1.       Eastern State Penitentiary

Of all of the haunted attractions this should be number one on everyone’s list year round. A great destination for locals and tourists alike the Penitentiary is open all year round, but during the fall months they turn it into the scariest Haunted House in the city. Even when the spook level isn’t being increase by the actors and theatrics of Terror Behind The Walls this destination has an unworldly feel. The concrete structure makes for a cold tour of jail cells of infamous career criminals.  Being in the recreation yard surrounded by watch towers and stone walls is enough to put anyone on edge. So whether you prefer your tour at night with the zombie actors, or want to the more informational route, you are sure to be in for a scary time.

 

2.       Pennhurst Asylum

Just outside of the city is this haunted attraction that will strike fear from the second you lay eyes on the run down playground that leads to the towering architecture of this State School. Rising out of the wooded area it’s so ominous that you want to believe it was created for an old movie set and not a former State School and Asylum. The hospital was opened in 1908 and has since had a sorted past, closing in 1987 after a court case brought to light the cruel and unusual punishment that was widely used on patients. The school was abandoned and left untouched for years, leaving behind unsettling scenes of rundown playrooms and untouched hospital quarters.

In 2010 the Administration Building was acquired by the Preservation Alliance of Greater Philadelphia and repurposed into a terrifying haunted house.
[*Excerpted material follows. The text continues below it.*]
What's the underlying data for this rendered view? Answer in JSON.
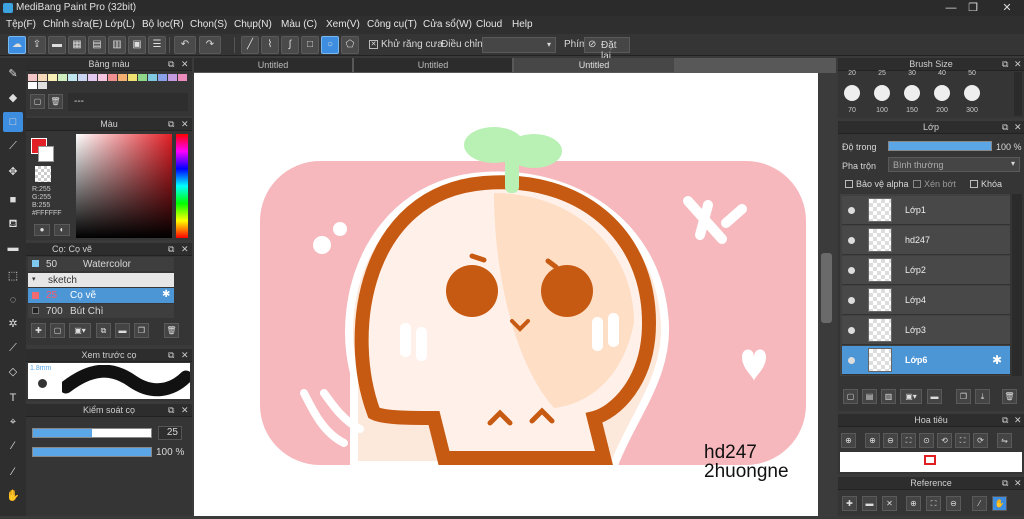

The tour includes much of the furniture and equipment that was left behind, and takes you through the eeriest parts of the building including the old morgue and the tunnels below that are unlit and weave throughout the property. This tour is not for the faint of heart, but they do offer a daytime photography tour if you would rather experience the school during the day.

 

3.       Fort Mifflin

Considered one of the most haunted places in America, the oldest Revolutionary War Battlefield is still completely intact and known for its ghost sightings. Rumor has it that women’s screams and wondering soldiers can still be experienced to this day.  You can join in on a Candlelight Ghost tour to try your hand at spotting the undead, or join them for their first annual Halloween Party where you can spend the night dancing with humans and immortals alike. If you are really brave you can join them on October 29th for a sleepover that includes ghost hunting and tours of the famous grounds.

4.       Grumblethorp

This attraction wins for best name. But also provides historically haunting facts when you visit the city’s creepiest estate. Built in 1744 this Germantown Estate hosted the Battle of Germantown, which left the blood of a British General splattered over the parlor which is still visible today as a reminder of the battle. The estate was also used by the Grumblethorp family to hide from yellow fever, and a ghost of the orphan girl that lived with them during the hide out is still said to roam the grounds. You can still take tours of the estate which is sure to offer a creepy tour all year round.

 

5.       The General Wayne Inn

Our last stop on the historical haunts trip is this inn that has been home to over 200 years of unsettling events. This Inn is built on land that was previously owned by William Penn and was opened in 1704. It was frequented by many soldiers and generals during the Revolutionary War and became a famous attraction in the 1800s even being visited by the author of horror himself, Edgar Allen Poe. It is said to be haunted by Hessian Soldiers, yet has recent gruesome history. In 1996 the co-owner of the inn shot and killed his business partner in the Inn. He testified that it was not him that shot his business partner, but his scorn mistress, as an act of revenge for refusing to leave his wife. Soon after the mistress killed herself.